- Do you read all your child’s texts and attempt to navigate or interfere in their social relationships?
These are all characteristics of the Helicopter Parent. We will all be guilty of helicopter parenting at some point and, guilty of a too lenient attitude at another. I must also add a disclaimer that there are times when we must be our child’s advocate and children who have learning disabilities or developmental delays may need more support than the typical child. But, for most of us, we wonder how we can be a GOOD parent if we are not doing any of the things listed above? It is found in striving for a balance. We can be mindful and conscientious of when to step in and interfere and when to let our child struggle. Struggles and challenges cannot be seen as negative or something to be avoided. Our generation has done well in recognizing the need for a healthy self-esteem but, we have failed to see that it is only strengthened by overcoming obstacles. Our children need to build resiliency. They need to know they can pull themselves out of hard places.
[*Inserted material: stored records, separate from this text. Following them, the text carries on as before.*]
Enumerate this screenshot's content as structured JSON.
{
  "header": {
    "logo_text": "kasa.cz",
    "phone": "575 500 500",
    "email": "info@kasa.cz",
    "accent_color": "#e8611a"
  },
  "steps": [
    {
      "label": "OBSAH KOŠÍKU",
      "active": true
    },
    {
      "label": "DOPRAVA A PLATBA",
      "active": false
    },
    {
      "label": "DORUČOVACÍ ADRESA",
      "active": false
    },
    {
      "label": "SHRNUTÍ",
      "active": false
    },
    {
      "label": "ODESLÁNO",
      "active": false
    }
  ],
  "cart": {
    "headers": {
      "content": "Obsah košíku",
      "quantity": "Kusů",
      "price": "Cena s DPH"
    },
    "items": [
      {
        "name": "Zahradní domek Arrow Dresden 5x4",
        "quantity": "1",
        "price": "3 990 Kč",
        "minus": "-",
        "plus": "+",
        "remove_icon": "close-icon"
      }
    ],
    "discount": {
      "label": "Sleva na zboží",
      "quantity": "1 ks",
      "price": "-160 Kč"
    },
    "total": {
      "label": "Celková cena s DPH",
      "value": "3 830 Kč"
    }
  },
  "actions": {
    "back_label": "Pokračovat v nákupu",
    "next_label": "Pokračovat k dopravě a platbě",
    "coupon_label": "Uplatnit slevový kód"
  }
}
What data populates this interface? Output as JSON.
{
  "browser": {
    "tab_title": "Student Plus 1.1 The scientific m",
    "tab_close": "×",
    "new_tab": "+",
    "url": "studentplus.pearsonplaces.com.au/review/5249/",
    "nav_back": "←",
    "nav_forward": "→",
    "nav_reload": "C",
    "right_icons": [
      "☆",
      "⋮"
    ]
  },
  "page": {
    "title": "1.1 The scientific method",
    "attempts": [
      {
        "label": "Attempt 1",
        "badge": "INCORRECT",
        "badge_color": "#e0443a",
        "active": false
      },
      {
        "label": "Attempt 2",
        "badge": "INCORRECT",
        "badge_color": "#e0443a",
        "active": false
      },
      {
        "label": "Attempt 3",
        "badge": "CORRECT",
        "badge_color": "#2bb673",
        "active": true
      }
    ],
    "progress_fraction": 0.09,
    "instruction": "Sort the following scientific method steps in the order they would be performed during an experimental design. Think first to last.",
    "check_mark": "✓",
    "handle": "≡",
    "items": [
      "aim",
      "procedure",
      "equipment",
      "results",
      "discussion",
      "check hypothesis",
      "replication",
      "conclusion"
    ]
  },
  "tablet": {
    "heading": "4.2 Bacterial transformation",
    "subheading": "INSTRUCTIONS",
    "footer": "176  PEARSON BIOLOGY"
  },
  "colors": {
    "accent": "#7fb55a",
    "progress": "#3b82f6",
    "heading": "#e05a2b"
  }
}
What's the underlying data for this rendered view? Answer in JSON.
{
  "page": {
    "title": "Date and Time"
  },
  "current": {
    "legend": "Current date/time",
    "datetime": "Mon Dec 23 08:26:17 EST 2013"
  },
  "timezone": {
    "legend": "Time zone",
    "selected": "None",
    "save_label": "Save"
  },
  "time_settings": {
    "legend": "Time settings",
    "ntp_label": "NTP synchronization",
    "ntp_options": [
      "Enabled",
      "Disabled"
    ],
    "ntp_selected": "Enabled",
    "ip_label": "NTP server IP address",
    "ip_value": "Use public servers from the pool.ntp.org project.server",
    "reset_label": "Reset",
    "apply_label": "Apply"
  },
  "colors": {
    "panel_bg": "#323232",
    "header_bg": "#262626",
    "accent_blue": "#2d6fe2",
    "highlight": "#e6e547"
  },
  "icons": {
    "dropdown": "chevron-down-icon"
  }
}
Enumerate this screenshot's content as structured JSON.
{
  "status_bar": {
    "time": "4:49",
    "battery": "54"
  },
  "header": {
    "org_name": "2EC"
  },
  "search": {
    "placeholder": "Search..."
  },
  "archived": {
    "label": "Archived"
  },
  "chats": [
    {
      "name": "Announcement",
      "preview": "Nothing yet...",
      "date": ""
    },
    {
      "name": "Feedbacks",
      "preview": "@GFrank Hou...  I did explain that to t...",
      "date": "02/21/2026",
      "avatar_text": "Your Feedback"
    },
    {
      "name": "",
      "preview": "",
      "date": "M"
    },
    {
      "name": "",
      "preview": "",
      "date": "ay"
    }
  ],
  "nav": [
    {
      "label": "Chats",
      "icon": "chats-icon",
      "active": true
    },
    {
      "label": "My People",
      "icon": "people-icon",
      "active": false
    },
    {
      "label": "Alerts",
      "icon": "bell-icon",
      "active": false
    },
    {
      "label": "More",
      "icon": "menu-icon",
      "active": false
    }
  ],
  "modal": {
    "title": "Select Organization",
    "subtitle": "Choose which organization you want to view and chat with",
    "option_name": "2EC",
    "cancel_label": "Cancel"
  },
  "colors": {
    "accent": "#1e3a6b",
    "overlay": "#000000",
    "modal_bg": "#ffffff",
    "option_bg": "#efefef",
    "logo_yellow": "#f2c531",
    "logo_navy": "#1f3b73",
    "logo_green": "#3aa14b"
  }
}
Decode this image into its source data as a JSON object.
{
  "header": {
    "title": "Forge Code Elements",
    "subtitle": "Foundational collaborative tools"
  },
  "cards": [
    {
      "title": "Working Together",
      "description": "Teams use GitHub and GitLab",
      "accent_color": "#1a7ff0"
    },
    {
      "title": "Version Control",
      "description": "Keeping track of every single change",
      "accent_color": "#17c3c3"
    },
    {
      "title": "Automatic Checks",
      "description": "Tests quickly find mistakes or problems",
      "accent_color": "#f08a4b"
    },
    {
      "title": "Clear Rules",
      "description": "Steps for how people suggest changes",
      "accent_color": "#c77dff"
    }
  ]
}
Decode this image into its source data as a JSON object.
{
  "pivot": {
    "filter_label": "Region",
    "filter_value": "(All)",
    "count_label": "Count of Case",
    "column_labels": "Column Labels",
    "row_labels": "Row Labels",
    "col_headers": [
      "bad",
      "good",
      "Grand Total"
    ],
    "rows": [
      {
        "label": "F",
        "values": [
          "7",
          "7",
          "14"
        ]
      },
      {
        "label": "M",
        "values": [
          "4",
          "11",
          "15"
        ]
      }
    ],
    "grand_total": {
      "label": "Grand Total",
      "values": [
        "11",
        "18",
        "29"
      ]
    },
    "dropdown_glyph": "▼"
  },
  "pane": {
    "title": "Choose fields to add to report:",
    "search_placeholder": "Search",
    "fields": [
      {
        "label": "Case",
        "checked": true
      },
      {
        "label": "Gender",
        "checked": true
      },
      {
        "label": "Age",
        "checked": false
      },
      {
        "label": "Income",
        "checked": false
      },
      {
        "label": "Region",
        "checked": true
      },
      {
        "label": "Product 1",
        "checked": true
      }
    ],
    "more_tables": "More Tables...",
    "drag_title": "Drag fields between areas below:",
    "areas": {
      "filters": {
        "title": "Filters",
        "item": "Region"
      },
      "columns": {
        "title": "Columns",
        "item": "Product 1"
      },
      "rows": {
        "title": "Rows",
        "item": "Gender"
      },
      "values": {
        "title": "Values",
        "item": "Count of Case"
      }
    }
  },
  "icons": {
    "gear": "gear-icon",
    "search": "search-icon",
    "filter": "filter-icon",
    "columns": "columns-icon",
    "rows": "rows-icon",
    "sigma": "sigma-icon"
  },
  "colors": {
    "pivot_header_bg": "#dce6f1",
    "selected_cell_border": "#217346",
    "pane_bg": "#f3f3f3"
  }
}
I recommend striving towards being a Lighthouse Parent. I first heard this term in an article by Tim Elmore in an issue of Focus on the Family.
A Lighthouse Parent …
- Checks in and communicates often (not out of authority or suspicion)
- Doesn’t chase down to enforce rules (the rules or law is there and if broken, has consequences)
- Gives wisdom (light) and guidance (but doesn’t make the choices for them)
Think of the lighthouse and its function. It stays in one location and is a beacon of light and guidance to the ships around it. The lighthouse warns ships of danger but, it doesn’t chase the ships down or rescue them. We can be plugged in, connected, and care for our children without running constant interference or micro-managing them.
God reminds us to count it joy when we experience all kinds of trials, for this kind of testing produces endurance. We are then encouraged to allow that endurance to have its FULL effect (James 1:2-4). Allow your kids to experience the full effect; the full growth that results from learning a lesson by their own hardships, experiences, and consequences. Be a Lighthouse Parent. You may actually count it as joy also! I personally know that four years ago I felt that sweet relief that only letting go and trusting God can give.
(Stay tuned for Part II of this blog where I discuss how to decide when to get involved and take action and when to pray and hang tight.)